◆ Instructions for the task
Repeat each record word for word.

◆ Supplied entries
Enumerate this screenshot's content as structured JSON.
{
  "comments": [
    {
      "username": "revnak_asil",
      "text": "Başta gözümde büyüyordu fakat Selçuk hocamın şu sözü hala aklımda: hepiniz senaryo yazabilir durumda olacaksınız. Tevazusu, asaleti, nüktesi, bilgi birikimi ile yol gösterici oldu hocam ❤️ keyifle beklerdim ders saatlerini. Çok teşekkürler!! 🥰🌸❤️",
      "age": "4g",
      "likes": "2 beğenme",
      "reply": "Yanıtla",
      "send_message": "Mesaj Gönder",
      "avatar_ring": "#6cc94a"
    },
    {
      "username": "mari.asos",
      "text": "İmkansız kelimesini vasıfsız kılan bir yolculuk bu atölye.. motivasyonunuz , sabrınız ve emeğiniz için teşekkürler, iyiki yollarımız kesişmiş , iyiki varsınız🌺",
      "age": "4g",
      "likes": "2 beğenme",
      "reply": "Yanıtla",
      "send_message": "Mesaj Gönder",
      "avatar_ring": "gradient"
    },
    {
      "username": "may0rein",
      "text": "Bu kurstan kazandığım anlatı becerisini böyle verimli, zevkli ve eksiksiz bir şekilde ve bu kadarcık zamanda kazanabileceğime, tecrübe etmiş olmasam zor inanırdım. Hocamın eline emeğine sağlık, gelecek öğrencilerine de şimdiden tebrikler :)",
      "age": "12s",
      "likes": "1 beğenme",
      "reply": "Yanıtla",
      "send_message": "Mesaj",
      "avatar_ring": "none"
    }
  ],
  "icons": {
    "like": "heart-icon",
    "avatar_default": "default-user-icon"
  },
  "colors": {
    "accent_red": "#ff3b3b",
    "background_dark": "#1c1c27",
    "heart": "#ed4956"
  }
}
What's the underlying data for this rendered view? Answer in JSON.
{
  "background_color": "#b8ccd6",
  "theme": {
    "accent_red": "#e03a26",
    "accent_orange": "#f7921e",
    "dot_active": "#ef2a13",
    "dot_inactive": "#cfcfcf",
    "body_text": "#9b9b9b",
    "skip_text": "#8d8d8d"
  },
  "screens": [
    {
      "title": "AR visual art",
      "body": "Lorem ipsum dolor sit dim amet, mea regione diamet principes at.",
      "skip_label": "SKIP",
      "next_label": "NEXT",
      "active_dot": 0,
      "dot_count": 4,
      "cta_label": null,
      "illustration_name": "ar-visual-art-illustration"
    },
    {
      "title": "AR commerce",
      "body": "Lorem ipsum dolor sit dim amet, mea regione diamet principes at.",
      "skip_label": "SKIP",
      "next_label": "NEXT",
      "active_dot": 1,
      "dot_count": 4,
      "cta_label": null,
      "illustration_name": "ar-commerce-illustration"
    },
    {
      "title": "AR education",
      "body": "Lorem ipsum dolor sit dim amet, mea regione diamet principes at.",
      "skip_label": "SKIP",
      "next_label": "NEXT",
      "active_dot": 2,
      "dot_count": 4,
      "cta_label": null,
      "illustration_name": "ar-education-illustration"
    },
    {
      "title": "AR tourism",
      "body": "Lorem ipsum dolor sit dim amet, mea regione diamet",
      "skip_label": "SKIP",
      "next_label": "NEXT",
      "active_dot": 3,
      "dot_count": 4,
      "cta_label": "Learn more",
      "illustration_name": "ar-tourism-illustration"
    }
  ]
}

◆ Expected answer
Enumerate this screenshot's content as structured JSON.
{
  "comments": [
    {
      "username": "revnak_asil",
      "text": "Başta gözümde büyüyordu fakat Selçuk hocamın şu sözü hala aklımda: hepiniz senaryo yazabilir durumda olacaksınız. Tevazusu, asaleti, nüktesi, bilgi birikimi ile yol gösterici oldu hocam ❤️ keyifle beklerdim ders saatlerini. Çok teşekkürler!! 🥰🌸❤️",
      "age": "4g",
      "likes": "2 beğenme",
      "reply": "Yanıtla",
      "send_message": "Mesaj Gönder",
      "avatar_ring": "#6cc94a"
    },
    {
      "username": "mari.asos",
      "text": "İmkansız kelimesini vasıfsız kılan bir yolculuk bu atölye.. motivasyonunuz , sabrınız ve emeğiniz için teşekkürler, iyiki yollarımız kesişmiş , iyiki varsınız🌺",
      "age": "4g",
      "likes": "2 beğenme",
      "reply": "Yanıtla",
      "send_message": "Mesaj Gönder",
      "avatar_ring": "gradient"
    },
    {
      "username": "may0rein",
      "text": "Bu kurstan kazandığım anlatı becerisini böyle verimli, zevkli ve eksiksiz bir şekilde ve bu kadarcık zamanda kazanabileceğime, tecrübe etmiş olmasam zor inanırdım. Hocamın eline emeğine sağlık, gelecek öğrencilerine de şimdiden tebrikler :)",
      "age": "12s",
      "likes": "1 beğenme",
      "reply": "Yanıtla",
      "send_message": "Mesaj",
      "avatar_ring": "none"
    }
  ],
  "icons": {
    "like": "heart-icon",
    "avatar_default": "default-user-icon"
  },
  "colors": {
    "accent_red": "#ff3b3b",
    "background_dark": "#1c1c27",
    "heart": "#ed4956"
  }
}
What's the underlying data for this rendered view? Answer in JSON.
{
  "background_color": "#b8ccd6",
  "theme": {
    "accent_red": "#e03a26",
    "accent_orange": "#f7921e",
    "dot_active": "#ef2a13",
    "dot_inactive": "#cfcfcf",
    "body_text": "#9b9b9b",
    "skip_text": "#8d8d8d"
  },
  "screens": [
    {
      "title": "AR visual art",
      "body": "Lorem ipsum dolor sit dim amet, mea regione diamet principes at.",
      "skip_label": "SKIP",
      "next_label": "NEXT",
      "active_dot": 0,
      "dot_count": 4,
      "cta_label": null,
      "illustration_name": "ar-visual-art-illustration"
    },
    {
      "title": "AR commerce",
      "body": "Lorem ipsum dolor sit dim amet, mea regione diamet principes at.",
      "skip_label": "SKIP",
      "next_label": "NEXT",
      "active_dot": 1,
      "dot_count": 4,
      "cta_label": null,
      "illustration_name": "ar-commerce-illustration"
    },
    {
      "title": "AR education",
      "body": "Lorem ipsum dolor sit dim amet, mea regione diamet principes at.",
      "skip_label": "SKIP",
      "next_label": "NEXT",
      "active_dot": 2,
      "dot_count": 4,
      "cta_label": null,
      "illustration_name": "ar-education-illustration"
    },
    {
      "title": "AR tourism",
      "body": "Lorem ipsum dolor sit dim amet, mea regione diamet",
      "skip_label": "SKIP",
      "next_label": "NEXT",
      "active_dot": 3,
      "dot_count": 4,
      "cta_label": "Learn more",
      "illustration_name": "ar-tourism-illustration"
    }
  ]
}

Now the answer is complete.